BERLINGSKE TIDENDE: The West cannot but condemn the use of disproportionate force
From Denmark, an editorial in Berlingske Tidende also questions whether Western leaders at the OSCE may not have overstepped on Chechnya. In the editorial's words: "Yeltsin's position [in walking out of the summit early] also has raised the serious question of whether the West, led by Clinton, has not gone a step too far in its requests to interfere in Chechnya."
But the newspaper answers that question with a "No." As the editorial puts it: "There should be no doubt about the attitude the West has assumed vis-a-vis terrorism. At the same time, it cannot but condemn the use of disproportionate force against tens of thousands of civilians.
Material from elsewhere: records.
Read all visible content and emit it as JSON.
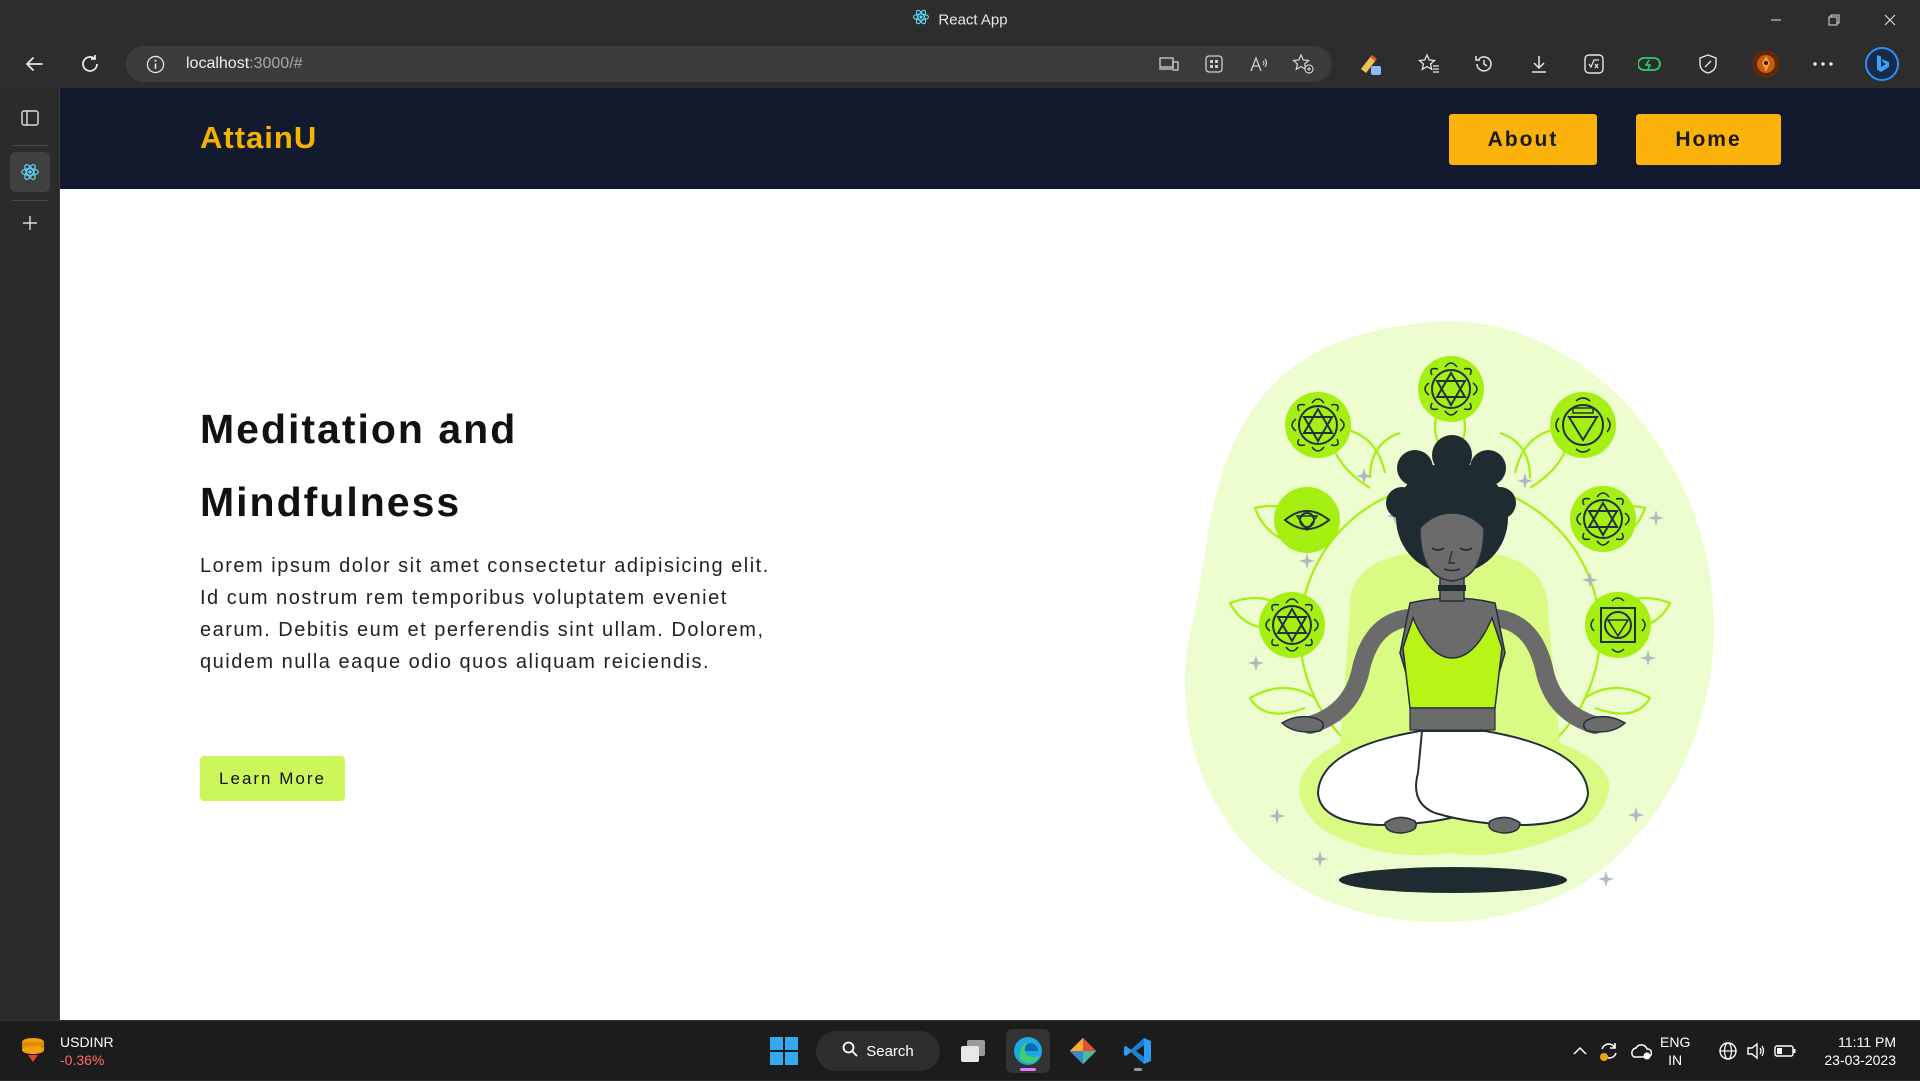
{
  "window": {
    "tab_title": "React App"
  },
  "toolbar": {
    "url_host": "localhost",
    "url_rest": ":3000/#"
  },
  "page": {
    "brand": "AttainU",
    "nav": {
      "about": "About",
      "home": "Home"
    },
    "hero": {
      "title": "Meditation and Mindfulness",
      "body": "Lorem ipsum dolor sit amet consectetur adipisicing elit. Id cum nostrum rem temporibus voluptatem eveniet earum. Debitis eum et perferendis sint ullam. Dolorem, quidem nulla eaque odio quos aliquam reiciendis.",
      "cta": "Learn More"
    }
  },
  "taskbar": {
    "widget_symbol": "USDINR",
    "widget_change": "-0.36%",
    "search_label": "Search",
    "lang_top": "ENG",
    "lang_bottom": "IN",
    "time": "11:11 PM",
    "date": "23-03-2023"
  },
  "colors": {
    "nav_bg": "#131a2e",
    "brand": "#f5b300",
    "nav_button": "#fbb20b",
    "cta": "#ccf75a",
    "chakra_green": "#a5f012",
    "blob": "#eefdcf"
  }
}
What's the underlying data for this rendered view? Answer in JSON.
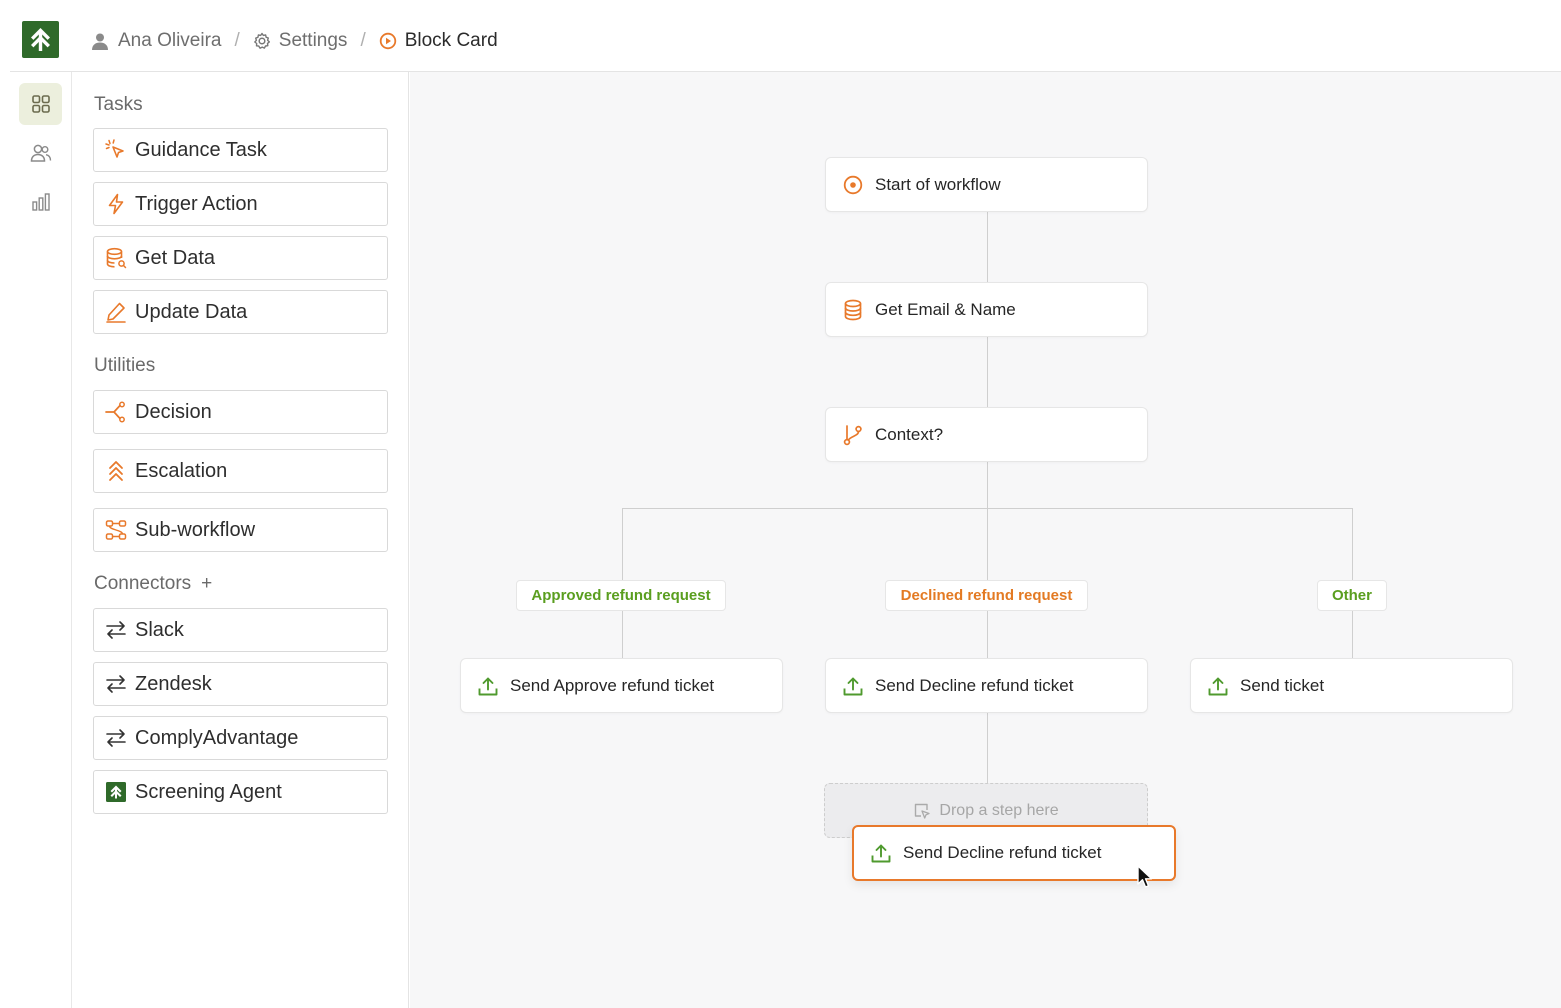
{
  "breadcrumb": {
    "user": "Ana Oliveira",
    "separator": "/",
    "settings": "Settings",
    "current": "Block Card"
  },
  "rail": {
    "items": [
      {
        "icon": "dashboard-grid-icon",
        "active": true
      },
      {
        "icon": "users-icon",
        "active": false
      },
      {
        "icon": "bar-chart-icon",
        "active": false
      }
    ]
  },
  "palette": {
    "tasks_title": "Tasks",
    "tasks": [
      {
        "label": "Guidance Task",
        "icon": "cursor-click-icon"
      },
      {
        "label": "Trigger Action",
        "icon": "lightning-icon"
      },
      {
        "label": "Get Data",
        "icon": "database-icon"
      },
      {
        "label": "Update Data",
        "icon": "pencil-icon"
      }
    ],
    "utilities_title": "Utilities",
    "utilities": [
      {
        "label": "Decision",
        "icon": "decision-branch-icon"
      },
      {
        "label": "Escalation",
        "icon": "escalation-icon"
      },
      {
        "label": "Sub-workflow",
        "icon": "sub-workflow-icon"
      }
    ],
    "connectors_title": "Connectors",
    "connectors_add": "+",
    "connectors": [
      {
        "label": "Slack",
        "icon": "swap-arrows-icon"
      },
      {
        "label": "Zendesk",
        "icon": "swap-arrows-icon"
      },
      {
        "label": "ComplyAdvantage",
        "icon": "swap-arrows-icon"
      },
      {
        "label": "Screening Agent",
        "icon": "screening-agent-logo-icon"
      }
    ]
  },
  "workflow": {
    "start": "Start of workflow",
    "get_data": "Get Email & Name",
    "decision": "Context?",
    "branches": [
      {
        "label": "Approved refund request",
        "color": "#5a9e1f",
        "step": "Send Approve refund ticket"
      },
      {
        "label": "Declined refund request",
        "color": "#e37a23",
        "step": "Send Decline refund ticket"
      },
      {
        "label": "Other",
        "color": "#5a9e1f",
        "step": "Send ticket"
      }
    ],
    "dropzone": "Drop a step here",
    "dragging_step": "Send Decline refund ticket"
  },
  "colors": {
    "accent": "#e8792b",
    "brand": "#2f6a2a",
    "success": "#4f9a2e"
  }
}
After it transpired that the Russians stood almost totally isolated in Istanbul, their delegation finally accepted what Moscow had rejected for a long time -- outside mediation in the Chechnya conflict via the OSCE. "
The editorial praised what it called "the unity of opinion expressed at the Istanbul summit."
GUARDIAN: If the trend intensifies, we all may pay for it
The Guardian, London, perceives the OSCE summit oppositely. The newspaper says Chechnya is a blight that is spreading geographically westward and philosophically into diplomacy. The Guardian's conclusion: "For the first time since the end of the Cold War, there are real signs that Russia may be breaking away from the fickle embrace of Western economic and political neo-liberalism. Men like [Prime Minster Vladimir] Putin, harnessing nationalism, fear, and prejudice, seem to promise a stronger, prouder, better future. It is the Chechens who presently are paying in blood for this illusion. But if the trend intensifies, we all may pay for it."
SUEDDEUTSCHE ZEITUNG: No leader who needs to prove his strength can afford to stumble in public
At a distance, from Munich, another Sueddeutsche Zeitung commentator, Daniel Broessler, finds weakness in Yeltsin's demonstrations of strength. Broessler writes this: "Yeltsin used the [OSCE] meeting in Istanbul's Cirigan Palace as a stage for proving his strength and his fitness for office. No leader who needs to do that can afford to stumble in public -- but in Yeltsin's case, his day-to-day health is more than just a matter of diplomatic interest."
Broessler says that many in the world have come to see Yeltsin and Russia as symbols of each other -- bumbling and dangerous, weakened and crafty, tenacious and unpredictable. But Istanbul and the OSCE, the commentator writes, may be different. Broessler: "In contrast, his trip to Istanbul, which will probably be his last major public appearance before the Russian presidential elections next June, seems to have been a success, even though he left the summit early following widespread criticism of Russia's military operation in Chechnya. In a strong, steady voice, Yeltsin rejected the criticism and told the West it had no right to criticize Russia on its Chechen policies."